Record extracts Block Start

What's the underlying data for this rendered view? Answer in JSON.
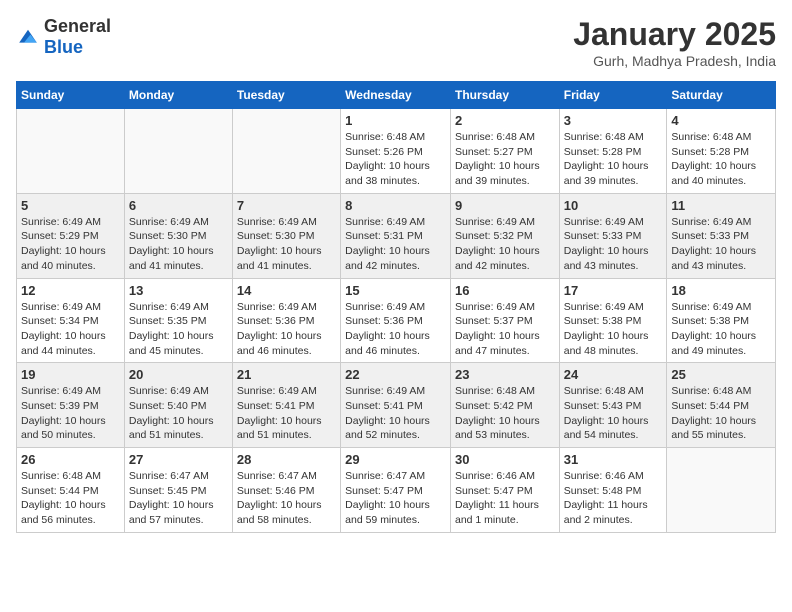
{
  "header": {
    "logo_general": "General",
    "logo_blue": "Blue",
    "title": "January 2025",
    "subtitle": "Gurh, Madhya Pradesh, India"
  },
  "weekdays": [
    "Sunday",
    "Monday",
    "Tuesday",
    "Wednesday",
    "Thursday",
    "Friday",
    "Saturday"
  ],
  "weeks": [
    [
      {
        "day": "",
        "sunrise": "",
        "sunset": "",
        "daylight": ""
      },
      {
        "day": "",
        "sunrise": "",
        "sunset": "",
        "daylight": ""
      },
      {
        "day": "",
        "sunrise": "",
        "sunset": "",
        "daylight": ""
      },
      {
        "day": "1",
        "sunrise": "Sunrise: 6:48 AM",
        "sunset": "Sunset: 5:26 PM",
        "daylight": "Daylight: 10 hours and 38 minutes."
      },
      {
        "day": "2",
        "sunrise": "Sunrise: 6:48 AM",
        "sunset": "Sunset: 5:27 PM",
        "daylight": "Daylight: 10 hours and 39 minutes."
      },
      {
        "day": "3",
        "sunrise": "Sunrise: 6:48 AM",
        "sunset": "Sunset: 5:28 PM",
        "daylight": "Daylight: 10 hours and 39 minutes."
      },
      {
        "day": "4",
        "sunrise": "Sunrise: 6:48 AM",
        "sunset": "Sunset: 5:28 PM",
        "daylight": "Daylight: 10 hours and 40 minutes."
      }
    ],
    [
      {
        "day": "5",
        "sunrise": "Sunrise: 6:49 AM",
        "sunset": "Sunset: 5:29 PM",
        "daylight": "Daylight: 10 hours and 40 minutes."
      },
      {
        "day": "6",
        "sunrise": "Sunrise: 6:49 AM",
        "sunset": "Sunset: 5:30 PM",
        "daylight": "Daylight: 10 hours and 41 minutes."
      },
      {
        "day": "7",
        "sunrise": "Sunrise: 6:49 AM",
        "sunset": "Sunset: 5:30 PM",
        "daylight": "Daylight: 10 hours and 41 minutes."
      },
      {
        "day": "8",
        "sunrise": "Sunrise: 6:49 AM",
        "sunset": "Sunset: 5:31 PM",
        "daylight": "Daylight: 10 hours and 42 minutes."
      },
      {
        "day": "9",
        "sunrise": "Sunrise: 6:49 AM",
        "sunset": "Sunset: 5:32 PM",
        "daylight": "Daylight: 10 hours and 42 minutes."
      },
      {
        "day": "10",
        "sunrise": "Sunrise: 6:49 AM",
        "sunset": "Sunset: 5:33 PM",
        "daylight": "Daylight: 10 hours and 43 minutes."
      },
      {
        "day": "11",
        "sunrise": "Sunrise: 6:49 AM",
        "sunset": "Sunset: 5:33 PM",
        "daylight": "Daylight: 10 hours and 43 minutes."
      }
    ],
    [
      {
        "day": "12",
        "sunrise": "Sunrise: 6:49 AM",
        "sunset": "Sunset: 5:34 PM",
        "daylight": "Daylight: 10 hours and 44 minutes."
      },
      {
        "day": "13",
        "sunrise": "Sunrise: 6:49 AM",
        "sunset": "Sunset: 5:35 PM",
        "daylight": "Daylight: 10 hours and 45 minutes."
      },
      {
        "day": "14",
        "sunrise": "Sunrise: 6:49 AM",
        "sunset": "Sunset: 5:36 PM",
        "daylight": "Daylight: 10 hours and 46 minutes."
      },
      {
        "day": "15",
        "sunrise": "Sunrise: 6:49 AM",
        "sunset": "Sunset: 5:36 PM",
        "daylight": "Daylight: 10 hours and 46 minutes."
      },
      {
        "day": "16",
        "sunrise": "Sunrise: 6:49 AM",
        "sunset": "Sunset: 5:37 PM",
        "daylight": "Daylight: 10 hours and 47 minutes."
      },
      {
        "day": "17",
        "sunrise": "Sunrise: 6:49 AM",
        "sunset": "Sunset: 5:38 PM",
        "daylight": "Daylight: 10 hours and 48 minutes."
      },
      {
        "day": "18",
        "sunrise": "Sunrise: 6:49 AM",
        "sunset": "Sunset: 5:38 PM",
        "daylight": "Daylight: 10 hours and 49 minutes."
      }
    ],
    [
      {
        "day": "19",
        "sunrise": "Sunrise: 6:49 AM",
        "sunset": "Sunset: 5:39 PM",
        "daylight": "Daylight: 10 hours and 50 minutes."
      },
      {
        "day": "20",
        "sunrise": "Sunrise: 6:49 AM",
        "sunset": "Sunset: 5:40 PM",
        "daylight": "Daylight: 10 hours and 51 minutes."
      },
      {
        "day": "21",
        "sunrise": "Sunrise: 6:49 AM",
        "sunset": "Sunset: 5:41 PM",
        "daylight": "Daylight: 10 hours and 51 minutes."
      },
      {
        "day": "22",
        "sunrise": "Sunrise: 6:49 AM",
        "sunset": "Sunset: 5:41 PM",
        "daylight": "Daylight: 10 hours and 52 minutes."
      },
      {
        "day": "23",
        "sunrise": "Sunrise: 6:48 AM",
        "sunset": "Sunset: 5:42 PM",
        "daylight": "Daylight: 10 hours and 53 minutes."
      },
      {
        "day": "24",
        "sunrise": "Sunrise: 6:48 AM",
        "sunset": "Sunset: 5:43 PM",
        "daylight": "Daylight: 10 hours and 54 minutes."
      },
      {
        "day": "25",
        "sunrise": "Sunrise: 6:48 AM",
        "sunset": "Sunset: 5:44 PM",
        "daylight": "Daylight: 10 hours and 55 minutes."
      }
    ],
    [
      {
        "day": "26",
        "sunrise": "Sunrise: 6:48 AM",
        "sunset": "Sunset: 5:44 PM",
        "daylight": "Daylight: 10 hours and 56 minutes."
      },
      {
        "day": "27",
        "sunrise": "Sunrise: 6:47 AM",
        "sunset": "Sunset: 5:45 PM",
        "daylight": "Daylight: 10 hours and 57 minutes."
      },
      {
        "day": "28",
        "sunrise": "Sunrise: 6:47 AM",
        "sunset": "Sunset: 5:46 PM",
        "daylight": "Daylight: 10 hours and 58 minutes."
      },
      {
        "day": "29",
        "sunrise": "Sunrise: 6:47 AM",
        "sunset": "Sunset: 5:47 PM",
        "daylight": "Daylight: 10 hours and 59 minutes."
      },
      {
        "day": "30",
        "sunrise": "Sunrise: 6:46 AM",
        "sunset": "Sunset: 5:47 PM",
        "daylight": "Daylight: 11 hours and 1 minute."
      },
      {
        "day": "31",
        "sunrise": "Sunrise: 6:46 AM",
        "sunset": "Sunset: 5:48 PM",
        "daylight": "Daylight: 11 hours and 2 minutes."
      },
      {
        "day": "",
        "sunrise": "",
        "sunset": "",
        "daylight": ""
      }
    ]
  ]
}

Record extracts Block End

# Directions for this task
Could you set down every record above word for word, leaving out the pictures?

# Written answer
What's the underlying data for this rendered view? Answer in JSON.
{
  "header": {
    "logo_general": "General",
    "logo_blue": "Blue",
    "title": "January 2025",
    "subtitle": "Gurh, Madhya Pradesh, India"
  },
  "weekdays": [
    "Sunday",
    "Monday",
    "Tuesday",
    "Wednesday",
    "Thursday",
    "Friday",
    "Saturday"
  ],
  "weeks": [
    [
      {
        "day": "",
        "sunrise": "",
        "sunset": "",
        "daylight": ""
      },
      {
        "day": "",
        "sunrise": "",
        "sunset": "",
        "daylight": ""
      },
      {
        "day": "",
        "sunrise": "",
        "sunset": "",
        "daylight": ""
      },
      {
        "day": "1",
        "sunrise": "Sunrise: 6:48 AM",
        "sunset": "Sunset: 5:26 PM",
        "daylight": "Daylight: 10 hours and 38 minutes."
      },
      {
        "day": "2",
        "sunrise": "Sunrise: 6:48 AM",
        "sunset": "Sunset: 5:27 PM",
        "daylight": "Daylight: 10 hours and 39 minutes."
      },
      {
        "day": "3",
        "sunrise": "Sunrise: 6:48 AM",
        "sunset": "Sunset: 5:28 PM",
        "daylight": "Daylight: 10 hours and 39 minutes."
      },
      {
        "day": "4",
        "sunrise": "Sunrise: 6:48 AM",
        "sunset": "Sunset: 5:28 PM",
        "daylight": "Daylight: 10 hours and 40 minutes."
      }
    ],
    [
      {
        "day": "5",
        "sunrise": "Sunrise: 6:49 AM",
        "sunset": "Sunset: 5:29 PM",
        "daylight": "Daylight: 10 hours and 40 minutes."
      },
      {
        "day": "6",
        "sunrise": "Sunrise: 6:49 AM",
        "sunset": "Sunset: 5:30 PM",
        "daylight": "Daylight: 10 hours and 41 minutes."
      },
      {
        "day": "7",
        "sunrise": "Sunrise: 6:49 AM",
        "sunset": "Sunset: 5:30 PM",
        "daylight": "Daylight: 10 hours and 41 minutes."
      },
      {
        "day": "8",
        "sunrise": "Sunrise: 6:49 AM",
        "sunset": "Sunset: 5:31 PM",
        "daylight": "Daylight: 10 hours and 42 minutes."
      },
      {
        "day": "9",
        "sunrise": "Sunrise: 6:49 AM",
        "sunset": "Sunset: 5:32 PM",
        "daylight": "Daylight: 10 hours and 42 minutes."
      },
      {
        "day": "10",
        "sunrise": "Sunrise: 6:49 AM",
        "sunset": "Sunset: 5:33 PM",
        "daylight": "Daylight: 10 hours and 43 minutes."
      },
      {
        "day": "11",
        "sunrise": "Sunrise: 6:49 AM",
        "sunset": "Sunset: 5:33 PM",
        "daylight": "Daylight: 10 hours and 43 minutes."
      }
    ],
    [
      {
        "day": "12",
        "sunrise": "Sunrise: 6:49 AM",
        "sunset": "Sunset: 5:34 PM",
        "daylight": "Daylight: 10 hours and 44 minutes."
      },
      {
        "day": "13",
        "sunrise": "Sunrise: 6:49 AM",
        "sunset": "Sunset: 5:35 PM",
        "daylight": "Daylight: 10 hours and 45 minutes."
      },
      {
        "day": "14",
        "sunrise": "Sunrise: 6:49 AM",
        "sunset": "Sunset: 5:36 PM",
        "daylight": "Daylight: 10 hours and 46 minutes."
      },
      {
        "day": "15",
        "sunrise": "Sunrise: 6:49 AM",
        "sunset": "Sunset: 5:36 PM",
        "daylight": "Daylight: 10 hours and 46 minutes."
      },
      {
        "day": "16",
        "sunrise": "Sunrise: 6:49 AM",
        "sunset": "Sunset: 5:37 PM",
        "daylight": "Daylight: 10 hours and 47 minutes."
      },
      {
        "day": "17",
        "sunrise": "Sunrise: 6:49 AM",
        "sunset": "Sunset: 5:38 PM",
        "daylight": "Daylight: 10 hours and 48 minutes."
      },
      {
        "day": "18",
        "sunrise": "Sunrise: 6:49 AM",
        "sunset": "Sunset: 5:38 PM",
        "daylight": "Daylight: 10 hours and 49 minutes."
      }
    ],
    [
      {
        "day": "19",
        "sunrise": "Sunrise: 6:49 AM",
        "sunset": "Sunset: 5:39 PM",
        "daylight": "Daylight: 10 hours and 50 minutes."
      },
      {
        "day": "20",
        "sunrise": "Sunrise: 6:49 AM",
        "sunset": "Sunset: 5:40 PM",
        "daylight": "Daylight: 10 hours and 51 minutes."
      },
      {
        "day": "21",
        "sunrise": "Sunrise: 6:49 AM",
        "sunset": "Sunset: 5:41 PM",
        "daylight": "Daylight: 10 hours and 51 minutes."
      },
      {
        "day": "22",
        "sunrise": "Sunrise: 6:49 AM",
        "sunset": "Sunset: 5:41 PM",
        "daylight": "Daylight: 10 hours and 52 minutes."
      },
      {
        "day": "23",
        "sunrise": "Sunrise: 6:48 AM",
        "sunset": "Sunset: 5:42 PM",
        "daylight": "Daylight: 10 hours and 53 minutes."
      },
      {
        "day": "24",
        "sunrise": "Sunrise: 6:48 AM",
        "sunset": "Sunset: 5:43 PM",
        "daylight": "Daylight: 10 hours and 54 minutes."
      },
      {
        "day": "25",
        "sunrise": "Sunrise: 6:48 AM",
        "sunset": "Sunset: 5:44 PM",
        "daylight": "Daylight: 10 hours and 55 minutes."
      }
    ],
    [
      {
        "day": "26",
        "sunrise": "Sunrise: 6:48 AM",
        "sunset": "Sunset: 5:44 PM",
        "daylight": "Daylight: 10 hours and 56 minutes."
      },
      {
        "day": "27",
        "sunrise": "Sunrise: 6:47 AM",
        "sunset": "Sunset: 5:45 PM",
        "daylight": "Daylight: 10 hours and 57 minutes."
      },
      {
        "day": "28",
        "sunrise": "Sunrise: 6:47 AM",
        "sunset": "Sunset: 5:46 PM",
        "daylight": "Daylight: 10 hours and 58 minutes."
      },
      {
        "day": "29",
        "sunrise": "Sunrise: 6:47 AM",
        "sunset": "Sunset: 5:47 PM",
        "daylight": "Daylight: 10 hours and 59 minutes."
      },
      {
        "day": "30",
        "sunrise": "Sunrise: 6:46 AM",
        "sunset": "Sunset: 5:47 PM",
        "daylight": "Daylight: 11 hours and 1 minute."
      },
      {
        "day": "31",
        "sunrise": "Sunrise: 6:46 AM",
        "sunset": "Sunset: 5:48 PM",
        "daylight": "Daylight: 11 hours and 2 minutes."
      },
      {
        "day": "",
        "sunrise": "",
        "sunset": "",
        "daylight": ""
      }
    ]
  ]
}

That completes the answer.